"Wasn't that last month, Dan?"

Daniel looked to Tom for help. Tom just shrugged; Leslie could say what she pleased as far as he was concerned. "Yes."

Sally tried again. "He's been off to provincials and what have you, I'd imagine there's hardly time to sleep, let alone anything else."

"True," said Leslie, and left it at that. Daniel managed to come up with a comment on his and Tom's plans for Christmas, and the rest readily joined in. Before long they were both lying through their teeth about the extravagant presents they had rustled up, and Matthew was forgot.

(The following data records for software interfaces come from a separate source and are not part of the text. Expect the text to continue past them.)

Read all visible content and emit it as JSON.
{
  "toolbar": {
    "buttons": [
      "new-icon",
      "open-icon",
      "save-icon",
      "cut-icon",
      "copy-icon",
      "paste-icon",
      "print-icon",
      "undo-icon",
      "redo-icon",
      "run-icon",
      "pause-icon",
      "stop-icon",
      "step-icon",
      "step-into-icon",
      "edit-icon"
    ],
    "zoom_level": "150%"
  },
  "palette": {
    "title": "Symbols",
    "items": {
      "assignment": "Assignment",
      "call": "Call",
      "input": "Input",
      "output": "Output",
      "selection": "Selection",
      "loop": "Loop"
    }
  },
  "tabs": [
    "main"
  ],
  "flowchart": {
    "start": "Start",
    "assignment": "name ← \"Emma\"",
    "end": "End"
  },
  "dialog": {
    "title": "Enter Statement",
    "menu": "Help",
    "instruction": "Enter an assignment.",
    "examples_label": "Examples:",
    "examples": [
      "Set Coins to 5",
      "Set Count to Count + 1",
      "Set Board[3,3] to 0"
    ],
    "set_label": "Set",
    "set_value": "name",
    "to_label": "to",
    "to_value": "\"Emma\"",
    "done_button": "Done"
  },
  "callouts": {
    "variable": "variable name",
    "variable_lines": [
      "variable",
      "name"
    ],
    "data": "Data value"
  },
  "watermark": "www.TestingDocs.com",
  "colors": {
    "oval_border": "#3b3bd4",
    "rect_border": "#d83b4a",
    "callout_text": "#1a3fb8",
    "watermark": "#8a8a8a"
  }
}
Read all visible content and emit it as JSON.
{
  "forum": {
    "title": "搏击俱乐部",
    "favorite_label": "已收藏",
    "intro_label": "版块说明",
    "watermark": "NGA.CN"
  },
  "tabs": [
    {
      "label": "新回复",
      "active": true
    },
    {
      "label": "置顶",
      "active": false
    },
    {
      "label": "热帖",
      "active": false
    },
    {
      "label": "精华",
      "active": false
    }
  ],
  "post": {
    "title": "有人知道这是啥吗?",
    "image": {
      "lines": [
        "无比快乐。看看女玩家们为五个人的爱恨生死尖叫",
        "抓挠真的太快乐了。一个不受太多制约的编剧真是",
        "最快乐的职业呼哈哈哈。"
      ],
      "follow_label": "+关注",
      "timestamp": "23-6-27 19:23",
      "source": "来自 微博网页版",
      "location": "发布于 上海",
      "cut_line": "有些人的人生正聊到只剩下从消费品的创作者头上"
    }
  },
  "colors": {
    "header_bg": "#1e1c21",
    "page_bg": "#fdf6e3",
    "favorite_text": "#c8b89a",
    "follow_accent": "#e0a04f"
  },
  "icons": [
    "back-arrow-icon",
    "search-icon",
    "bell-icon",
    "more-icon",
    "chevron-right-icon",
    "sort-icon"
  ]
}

After coffee Tom took Ellen home, and Leslie, after yawning for a few minutes, decided not to wait for Tom to pick her up. Daniel and Sally sat in genial silence until she said, "Ellen was in fine form."

"She sure was."

"Very interesting lady."

Daniel was lost in thought, and didn't answer.

"I'll go in early tomorrow too, so I can get back to clean up Matt's room."

"He's not coming until next week."

"I know that."

"It'll get dusty all over again," Daniel said, in a tone that told her it didn't much matter. They spent some time looking out different windows, Daniel occasionally stretching in accompaniment to over-loud exclamations.

Sally got up and stood awkwardly next to him. "Dan," she said.

He looked up, his arms left hanging above his head in mid-stretch.

"Are you working tomorrow?"

He folded his hands in his hair. "I've got to oversee a job."

"What time?"


"Anything else?"

He thought about that and said, "Nothing too pressing, I guess. Why?"

"Want to meet me for lunch?"

"Sure, if you like."

He didn't say anything for a while. Once he looked her way, but when he spoke again it was to the wall. "Something wrong?"

She shook her head slowly. He held out a hand and led her around to sit next to him.

"Don't lie to me," he said, smiling a little. She tried to do the same.

"You taught me how."

"Not to me," he whispered, kissing her hair. She might have thought so too, in another life.

Not now.

What had happened with Jenna was that she was uptight. He thought he could live with that, he thought he had. When he was her husband, though, it was different. It was harder.

What had happened with Charlotte was that she had left, again and again, saying she was going to relax, think about things, take a break. She'd be back. His friend told him, eventually, of her affair. What she thought of as a legitimate relationship; she wasn't really with Dan at the time. And anyway, she said, he had done the same thing, hadn't he.

He was very angry. Another chapter in his life finished.

He didn't know why it wasn't working with Sally. He still loved her. He still wanted to be with her, constantly. But when she was there he wanted to be somewhere else, with Tom and Leslie maybe. Perhaps what was happening was that he didn't understand her. Maybe it was that he still wanted to be alone, surrounded by his friends but alone. Maybe he didn't know how.

Either way, Tom said, this wife was wonderful. If he could plug it out it would be all right. In the end. Daniel thought about Jenna, and how he wished he were still with her. He thought about how glad he was that Charlotte was gone. It didn't occur to him to think about Sally, because she was sitting right beside him and appeared to be content.

He thought about Matthew.